[Exercise description]
Omitting all pictures, copy word for word the lines from the line containing "Enumerate this screenshot's" through the final line of the entries.

[Available records]

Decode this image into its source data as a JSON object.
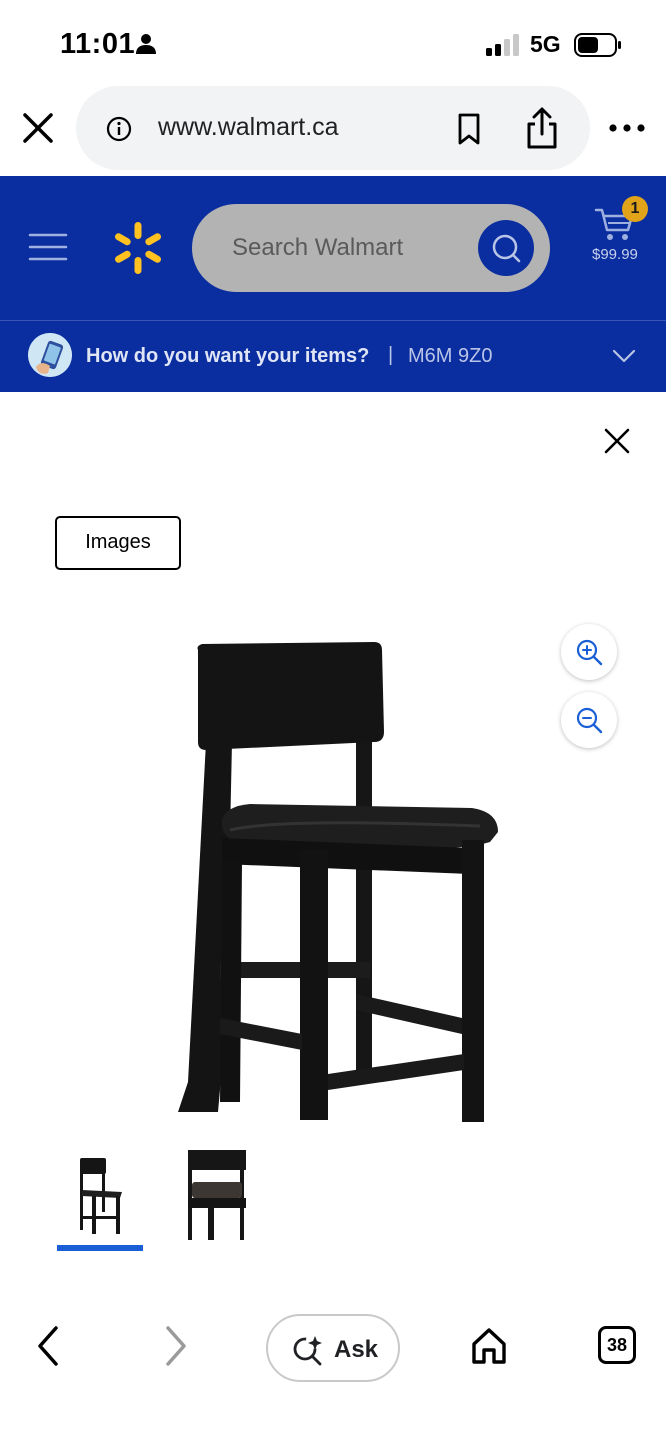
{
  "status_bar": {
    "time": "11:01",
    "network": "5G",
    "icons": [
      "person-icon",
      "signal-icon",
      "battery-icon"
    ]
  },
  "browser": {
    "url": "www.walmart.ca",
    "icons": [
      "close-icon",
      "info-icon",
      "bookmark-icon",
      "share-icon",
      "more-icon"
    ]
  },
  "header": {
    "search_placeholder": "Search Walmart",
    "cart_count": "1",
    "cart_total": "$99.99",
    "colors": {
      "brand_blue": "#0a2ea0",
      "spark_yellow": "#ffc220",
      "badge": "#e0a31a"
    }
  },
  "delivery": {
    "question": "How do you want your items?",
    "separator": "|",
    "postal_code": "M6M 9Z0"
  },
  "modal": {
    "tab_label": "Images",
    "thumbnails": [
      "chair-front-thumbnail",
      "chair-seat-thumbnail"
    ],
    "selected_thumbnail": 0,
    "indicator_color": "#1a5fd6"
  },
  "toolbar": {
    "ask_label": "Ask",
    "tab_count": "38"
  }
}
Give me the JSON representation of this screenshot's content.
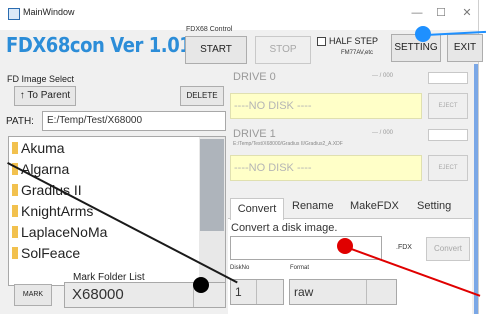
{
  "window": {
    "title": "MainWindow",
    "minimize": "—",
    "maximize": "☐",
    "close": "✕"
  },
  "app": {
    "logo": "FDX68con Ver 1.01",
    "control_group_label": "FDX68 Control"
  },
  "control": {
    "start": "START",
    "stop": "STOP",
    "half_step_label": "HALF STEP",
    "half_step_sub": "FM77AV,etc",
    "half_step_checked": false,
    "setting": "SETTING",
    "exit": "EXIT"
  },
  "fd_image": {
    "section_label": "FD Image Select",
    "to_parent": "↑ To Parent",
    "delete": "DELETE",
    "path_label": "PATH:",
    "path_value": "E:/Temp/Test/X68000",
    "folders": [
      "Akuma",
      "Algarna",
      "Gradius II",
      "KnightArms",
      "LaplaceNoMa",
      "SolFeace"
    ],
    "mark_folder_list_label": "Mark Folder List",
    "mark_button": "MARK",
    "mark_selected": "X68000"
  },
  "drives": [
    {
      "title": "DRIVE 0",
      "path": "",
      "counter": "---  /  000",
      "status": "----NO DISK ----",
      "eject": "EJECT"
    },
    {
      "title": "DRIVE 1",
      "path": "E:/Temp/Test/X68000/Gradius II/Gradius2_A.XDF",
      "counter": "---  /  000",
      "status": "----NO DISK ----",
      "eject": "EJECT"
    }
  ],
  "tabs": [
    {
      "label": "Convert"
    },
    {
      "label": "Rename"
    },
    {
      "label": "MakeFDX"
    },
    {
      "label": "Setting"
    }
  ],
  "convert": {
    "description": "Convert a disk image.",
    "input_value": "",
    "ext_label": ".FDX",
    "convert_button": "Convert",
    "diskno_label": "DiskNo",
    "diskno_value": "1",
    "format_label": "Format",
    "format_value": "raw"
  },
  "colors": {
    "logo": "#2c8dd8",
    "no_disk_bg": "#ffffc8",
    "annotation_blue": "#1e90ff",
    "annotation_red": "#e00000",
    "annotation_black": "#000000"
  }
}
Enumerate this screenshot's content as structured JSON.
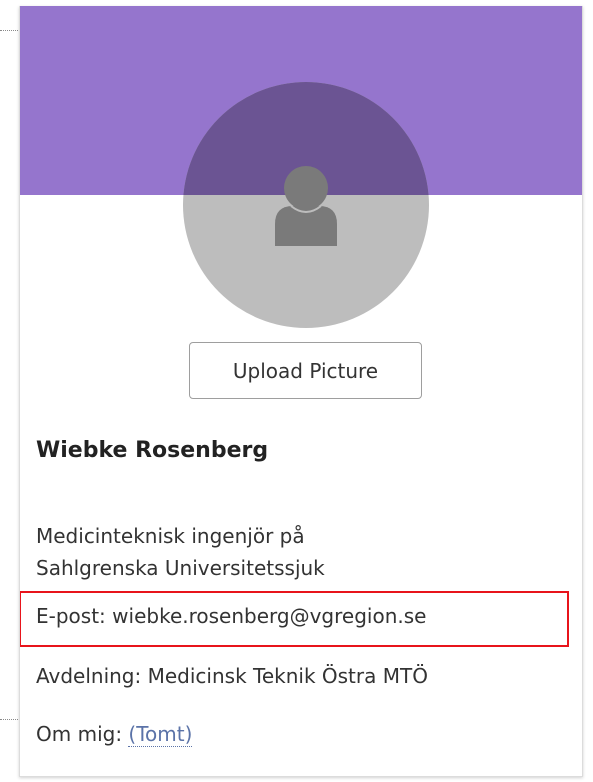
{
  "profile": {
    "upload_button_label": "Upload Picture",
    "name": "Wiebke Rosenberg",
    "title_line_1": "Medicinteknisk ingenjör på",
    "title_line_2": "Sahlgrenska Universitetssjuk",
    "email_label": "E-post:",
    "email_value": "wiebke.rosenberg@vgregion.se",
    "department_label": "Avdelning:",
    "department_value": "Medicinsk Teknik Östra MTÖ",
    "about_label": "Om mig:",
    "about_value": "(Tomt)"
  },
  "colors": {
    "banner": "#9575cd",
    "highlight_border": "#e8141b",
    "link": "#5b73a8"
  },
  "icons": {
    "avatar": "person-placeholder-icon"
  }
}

[Response area]
Enumerate this screenshot's content as structured JSON.
{
  "profile": {
    "upload_button_label": "Upload Picture",
    "name": "Wiebke Rosenberg",
    "title_line_1": "Medicinteknisk ingenjör på",
    "title_line_2": "Sahlgrenska Universitetssjuk",
    "email_label": "E-post:",
    "email_value": "wiebke.rosenberg@vgregion.se",
    "department_label": "Avdelning:",
    "department_value": "Medicinsk Teknik Östra MTÖ",
    "about_label": "Om mig:",
    "about_value": "(Tomt)"
  },
  "colors": {
    "banner": "#9575cd",
    "highlight_border": "#e8141b",
    "link": "#5b73a8"
  },
  "icons": {
    "avatar": "person-placeholder-icon"
  }
}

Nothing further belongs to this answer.